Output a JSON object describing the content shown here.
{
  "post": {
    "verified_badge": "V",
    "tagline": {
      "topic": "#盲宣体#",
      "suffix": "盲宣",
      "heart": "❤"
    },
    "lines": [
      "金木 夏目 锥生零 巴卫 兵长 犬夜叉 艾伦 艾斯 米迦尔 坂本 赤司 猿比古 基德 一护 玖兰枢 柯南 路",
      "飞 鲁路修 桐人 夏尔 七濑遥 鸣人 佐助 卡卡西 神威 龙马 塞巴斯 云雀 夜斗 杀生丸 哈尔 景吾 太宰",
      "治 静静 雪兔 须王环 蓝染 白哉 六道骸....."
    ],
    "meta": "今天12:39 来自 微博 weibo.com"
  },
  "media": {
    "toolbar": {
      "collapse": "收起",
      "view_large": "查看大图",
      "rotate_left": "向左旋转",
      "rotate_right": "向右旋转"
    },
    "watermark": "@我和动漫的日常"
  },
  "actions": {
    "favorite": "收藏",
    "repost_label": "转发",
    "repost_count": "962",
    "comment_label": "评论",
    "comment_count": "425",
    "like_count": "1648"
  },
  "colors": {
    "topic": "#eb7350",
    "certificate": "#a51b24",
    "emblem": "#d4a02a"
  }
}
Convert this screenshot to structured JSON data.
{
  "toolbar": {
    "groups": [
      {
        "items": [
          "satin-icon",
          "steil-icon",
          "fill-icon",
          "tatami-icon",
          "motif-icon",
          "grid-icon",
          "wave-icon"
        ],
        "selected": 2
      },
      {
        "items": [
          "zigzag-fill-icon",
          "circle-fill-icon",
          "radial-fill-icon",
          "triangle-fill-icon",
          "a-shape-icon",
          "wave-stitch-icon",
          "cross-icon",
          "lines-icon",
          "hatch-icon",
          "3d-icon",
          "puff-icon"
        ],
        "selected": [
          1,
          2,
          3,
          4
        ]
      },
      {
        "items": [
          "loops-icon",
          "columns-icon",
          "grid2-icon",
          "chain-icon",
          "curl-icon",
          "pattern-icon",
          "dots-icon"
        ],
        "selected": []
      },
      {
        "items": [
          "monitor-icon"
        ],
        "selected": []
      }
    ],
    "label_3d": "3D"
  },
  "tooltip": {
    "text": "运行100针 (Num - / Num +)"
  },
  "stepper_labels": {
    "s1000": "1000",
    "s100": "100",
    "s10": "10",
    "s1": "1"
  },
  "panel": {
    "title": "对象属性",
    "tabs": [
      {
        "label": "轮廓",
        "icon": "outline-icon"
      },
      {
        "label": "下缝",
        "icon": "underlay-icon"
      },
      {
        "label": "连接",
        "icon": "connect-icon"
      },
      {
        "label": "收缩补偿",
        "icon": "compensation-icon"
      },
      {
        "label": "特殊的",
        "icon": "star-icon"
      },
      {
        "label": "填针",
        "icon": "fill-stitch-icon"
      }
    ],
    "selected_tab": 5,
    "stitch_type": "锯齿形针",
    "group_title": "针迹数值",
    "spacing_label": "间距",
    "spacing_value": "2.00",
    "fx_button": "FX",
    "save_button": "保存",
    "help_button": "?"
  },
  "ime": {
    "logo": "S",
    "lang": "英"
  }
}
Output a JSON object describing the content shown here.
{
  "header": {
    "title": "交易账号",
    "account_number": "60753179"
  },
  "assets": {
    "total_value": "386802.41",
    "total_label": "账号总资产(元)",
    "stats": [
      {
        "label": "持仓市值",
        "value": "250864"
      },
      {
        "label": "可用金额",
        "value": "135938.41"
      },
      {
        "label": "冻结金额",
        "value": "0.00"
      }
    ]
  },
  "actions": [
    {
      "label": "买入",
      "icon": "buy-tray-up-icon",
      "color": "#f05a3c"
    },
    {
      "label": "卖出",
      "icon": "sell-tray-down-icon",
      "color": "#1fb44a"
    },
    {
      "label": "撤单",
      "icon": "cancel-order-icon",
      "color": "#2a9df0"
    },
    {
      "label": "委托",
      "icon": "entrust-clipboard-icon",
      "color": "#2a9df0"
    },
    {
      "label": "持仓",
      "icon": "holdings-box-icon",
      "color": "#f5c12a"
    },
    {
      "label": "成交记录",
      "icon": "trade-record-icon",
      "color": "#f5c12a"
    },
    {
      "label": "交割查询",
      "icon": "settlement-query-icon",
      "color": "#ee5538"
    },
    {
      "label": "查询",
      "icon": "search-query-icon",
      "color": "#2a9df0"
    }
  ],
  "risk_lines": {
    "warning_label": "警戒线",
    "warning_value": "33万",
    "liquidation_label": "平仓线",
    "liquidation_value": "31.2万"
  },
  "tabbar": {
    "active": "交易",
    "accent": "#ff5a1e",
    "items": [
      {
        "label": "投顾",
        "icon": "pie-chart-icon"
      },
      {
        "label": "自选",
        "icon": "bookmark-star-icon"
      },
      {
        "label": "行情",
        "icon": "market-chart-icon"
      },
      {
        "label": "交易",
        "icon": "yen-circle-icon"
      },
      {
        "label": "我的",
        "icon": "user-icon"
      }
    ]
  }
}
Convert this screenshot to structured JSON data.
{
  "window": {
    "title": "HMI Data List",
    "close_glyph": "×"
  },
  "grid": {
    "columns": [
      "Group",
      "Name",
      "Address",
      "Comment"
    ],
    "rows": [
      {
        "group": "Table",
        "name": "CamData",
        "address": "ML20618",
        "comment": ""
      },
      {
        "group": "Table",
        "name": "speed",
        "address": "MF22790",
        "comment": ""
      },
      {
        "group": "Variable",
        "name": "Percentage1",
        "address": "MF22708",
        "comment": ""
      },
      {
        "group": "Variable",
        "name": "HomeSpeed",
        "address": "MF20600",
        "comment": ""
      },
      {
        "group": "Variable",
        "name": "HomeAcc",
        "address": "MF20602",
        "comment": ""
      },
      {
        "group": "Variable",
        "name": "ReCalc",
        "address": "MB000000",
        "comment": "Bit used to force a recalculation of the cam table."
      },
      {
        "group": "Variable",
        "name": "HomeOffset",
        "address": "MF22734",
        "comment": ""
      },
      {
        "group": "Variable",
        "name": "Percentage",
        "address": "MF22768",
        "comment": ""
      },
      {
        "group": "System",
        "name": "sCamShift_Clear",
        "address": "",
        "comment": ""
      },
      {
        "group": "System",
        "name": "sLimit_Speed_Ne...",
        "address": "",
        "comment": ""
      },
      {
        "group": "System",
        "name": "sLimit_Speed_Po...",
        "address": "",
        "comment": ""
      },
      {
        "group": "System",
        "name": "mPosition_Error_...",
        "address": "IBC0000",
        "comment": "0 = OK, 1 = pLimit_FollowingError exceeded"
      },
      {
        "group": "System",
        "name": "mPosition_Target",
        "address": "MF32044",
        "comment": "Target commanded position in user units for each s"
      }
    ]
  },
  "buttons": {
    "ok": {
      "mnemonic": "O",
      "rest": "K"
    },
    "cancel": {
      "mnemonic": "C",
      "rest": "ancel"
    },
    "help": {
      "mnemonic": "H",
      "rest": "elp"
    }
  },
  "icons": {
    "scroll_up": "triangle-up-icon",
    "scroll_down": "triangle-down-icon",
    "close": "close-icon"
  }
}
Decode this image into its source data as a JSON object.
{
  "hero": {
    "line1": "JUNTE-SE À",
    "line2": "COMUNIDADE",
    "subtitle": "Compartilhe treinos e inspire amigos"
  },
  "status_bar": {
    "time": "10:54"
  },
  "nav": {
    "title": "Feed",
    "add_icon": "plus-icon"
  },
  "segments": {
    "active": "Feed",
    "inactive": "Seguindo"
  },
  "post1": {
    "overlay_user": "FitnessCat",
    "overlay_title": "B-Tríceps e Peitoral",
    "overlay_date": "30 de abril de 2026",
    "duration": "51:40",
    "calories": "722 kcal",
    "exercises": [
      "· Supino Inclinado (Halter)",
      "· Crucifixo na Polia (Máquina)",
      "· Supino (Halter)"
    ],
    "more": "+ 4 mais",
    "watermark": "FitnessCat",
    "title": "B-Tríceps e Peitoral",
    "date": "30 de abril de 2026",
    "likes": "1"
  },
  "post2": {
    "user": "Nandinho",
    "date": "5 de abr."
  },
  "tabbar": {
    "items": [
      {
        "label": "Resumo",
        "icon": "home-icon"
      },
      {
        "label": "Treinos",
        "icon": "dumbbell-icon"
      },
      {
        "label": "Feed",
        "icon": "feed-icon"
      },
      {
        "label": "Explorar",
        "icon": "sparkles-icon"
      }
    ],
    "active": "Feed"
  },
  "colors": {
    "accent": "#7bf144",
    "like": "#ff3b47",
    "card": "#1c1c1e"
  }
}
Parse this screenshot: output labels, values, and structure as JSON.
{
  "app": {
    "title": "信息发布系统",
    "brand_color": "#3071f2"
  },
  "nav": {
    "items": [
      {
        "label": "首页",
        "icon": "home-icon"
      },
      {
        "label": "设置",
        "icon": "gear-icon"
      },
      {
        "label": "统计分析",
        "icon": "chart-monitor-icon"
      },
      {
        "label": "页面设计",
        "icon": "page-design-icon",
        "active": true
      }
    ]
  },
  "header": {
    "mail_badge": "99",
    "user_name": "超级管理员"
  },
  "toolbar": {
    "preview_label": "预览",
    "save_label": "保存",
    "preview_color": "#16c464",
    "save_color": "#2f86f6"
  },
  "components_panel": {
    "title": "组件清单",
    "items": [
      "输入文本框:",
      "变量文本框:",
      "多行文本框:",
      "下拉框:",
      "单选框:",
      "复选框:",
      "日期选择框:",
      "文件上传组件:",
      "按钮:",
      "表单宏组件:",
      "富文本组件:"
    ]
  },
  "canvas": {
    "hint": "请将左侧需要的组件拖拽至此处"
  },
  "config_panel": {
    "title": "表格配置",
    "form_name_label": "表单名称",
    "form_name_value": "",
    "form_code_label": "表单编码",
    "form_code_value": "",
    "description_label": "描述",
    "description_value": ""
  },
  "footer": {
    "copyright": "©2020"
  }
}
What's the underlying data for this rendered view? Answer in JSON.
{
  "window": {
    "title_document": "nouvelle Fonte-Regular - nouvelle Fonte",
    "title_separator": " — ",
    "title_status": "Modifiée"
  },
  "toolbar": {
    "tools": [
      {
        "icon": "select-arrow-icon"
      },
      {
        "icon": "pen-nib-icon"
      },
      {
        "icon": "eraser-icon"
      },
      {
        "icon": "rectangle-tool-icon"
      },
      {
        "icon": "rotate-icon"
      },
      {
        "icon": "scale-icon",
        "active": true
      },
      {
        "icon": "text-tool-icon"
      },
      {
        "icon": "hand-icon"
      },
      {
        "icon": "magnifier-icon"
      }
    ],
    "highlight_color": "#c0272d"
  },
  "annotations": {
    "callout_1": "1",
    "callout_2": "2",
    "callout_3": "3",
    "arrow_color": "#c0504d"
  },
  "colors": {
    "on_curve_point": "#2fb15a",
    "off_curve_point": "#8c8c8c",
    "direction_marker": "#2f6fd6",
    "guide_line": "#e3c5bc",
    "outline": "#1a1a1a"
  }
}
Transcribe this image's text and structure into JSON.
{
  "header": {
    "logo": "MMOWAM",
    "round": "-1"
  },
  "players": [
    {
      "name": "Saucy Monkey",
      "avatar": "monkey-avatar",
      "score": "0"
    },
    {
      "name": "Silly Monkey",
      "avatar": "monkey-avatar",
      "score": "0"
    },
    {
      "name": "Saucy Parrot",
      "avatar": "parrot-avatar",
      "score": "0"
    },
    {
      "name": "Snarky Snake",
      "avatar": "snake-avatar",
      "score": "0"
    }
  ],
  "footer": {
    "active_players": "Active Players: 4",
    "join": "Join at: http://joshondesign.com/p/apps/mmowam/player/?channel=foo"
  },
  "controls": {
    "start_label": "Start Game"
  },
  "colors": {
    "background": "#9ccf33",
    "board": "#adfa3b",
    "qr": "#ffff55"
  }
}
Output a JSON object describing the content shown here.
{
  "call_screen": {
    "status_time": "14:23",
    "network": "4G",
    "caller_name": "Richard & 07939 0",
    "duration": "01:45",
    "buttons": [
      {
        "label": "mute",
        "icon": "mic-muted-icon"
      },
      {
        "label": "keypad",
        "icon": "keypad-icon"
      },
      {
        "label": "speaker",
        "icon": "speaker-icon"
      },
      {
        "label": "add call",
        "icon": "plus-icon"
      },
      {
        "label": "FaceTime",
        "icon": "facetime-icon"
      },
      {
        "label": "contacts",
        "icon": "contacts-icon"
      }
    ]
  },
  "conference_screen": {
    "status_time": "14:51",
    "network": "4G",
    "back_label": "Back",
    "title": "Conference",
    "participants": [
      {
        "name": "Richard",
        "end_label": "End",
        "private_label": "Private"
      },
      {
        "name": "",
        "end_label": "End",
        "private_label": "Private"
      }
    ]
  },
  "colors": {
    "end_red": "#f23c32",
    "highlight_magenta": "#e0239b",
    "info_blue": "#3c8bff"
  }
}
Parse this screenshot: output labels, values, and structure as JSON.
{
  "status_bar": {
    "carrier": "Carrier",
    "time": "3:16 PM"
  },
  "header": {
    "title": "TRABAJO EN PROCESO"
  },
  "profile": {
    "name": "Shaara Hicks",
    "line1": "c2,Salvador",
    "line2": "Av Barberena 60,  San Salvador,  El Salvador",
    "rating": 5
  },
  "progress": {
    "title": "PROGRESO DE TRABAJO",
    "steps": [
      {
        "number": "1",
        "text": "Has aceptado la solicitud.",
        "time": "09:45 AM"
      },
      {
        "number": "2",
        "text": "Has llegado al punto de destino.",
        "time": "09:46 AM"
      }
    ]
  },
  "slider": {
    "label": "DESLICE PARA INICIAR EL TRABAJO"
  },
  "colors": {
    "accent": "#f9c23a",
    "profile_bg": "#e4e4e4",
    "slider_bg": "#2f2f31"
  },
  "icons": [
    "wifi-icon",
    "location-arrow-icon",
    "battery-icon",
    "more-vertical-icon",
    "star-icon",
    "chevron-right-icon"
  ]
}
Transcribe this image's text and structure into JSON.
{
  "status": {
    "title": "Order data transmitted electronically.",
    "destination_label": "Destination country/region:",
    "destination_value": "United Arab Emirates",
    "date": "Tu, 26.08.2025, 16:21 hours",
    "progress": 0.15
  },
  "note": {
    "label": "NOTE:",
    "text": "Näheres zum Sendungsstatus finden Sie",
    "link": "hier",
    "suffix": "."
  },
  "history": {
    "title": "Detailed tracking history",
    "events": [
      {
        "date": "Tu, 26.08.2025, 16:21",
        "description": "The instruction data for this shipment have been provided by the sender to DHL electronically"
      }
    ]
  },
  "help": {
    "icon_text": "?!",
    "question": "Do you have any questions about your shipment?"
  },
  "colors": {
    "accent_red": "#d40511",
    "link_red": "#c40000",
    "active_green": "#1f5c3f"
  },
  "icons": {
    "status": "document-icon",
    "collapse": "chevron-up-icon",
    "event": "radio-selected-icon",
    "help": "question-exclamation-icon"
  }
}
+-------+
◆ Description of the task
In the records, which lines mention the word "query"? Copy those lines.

◆ Solution to the exercise
      "icon": "settlement-query-icon",
      "icon": "search-query-icon",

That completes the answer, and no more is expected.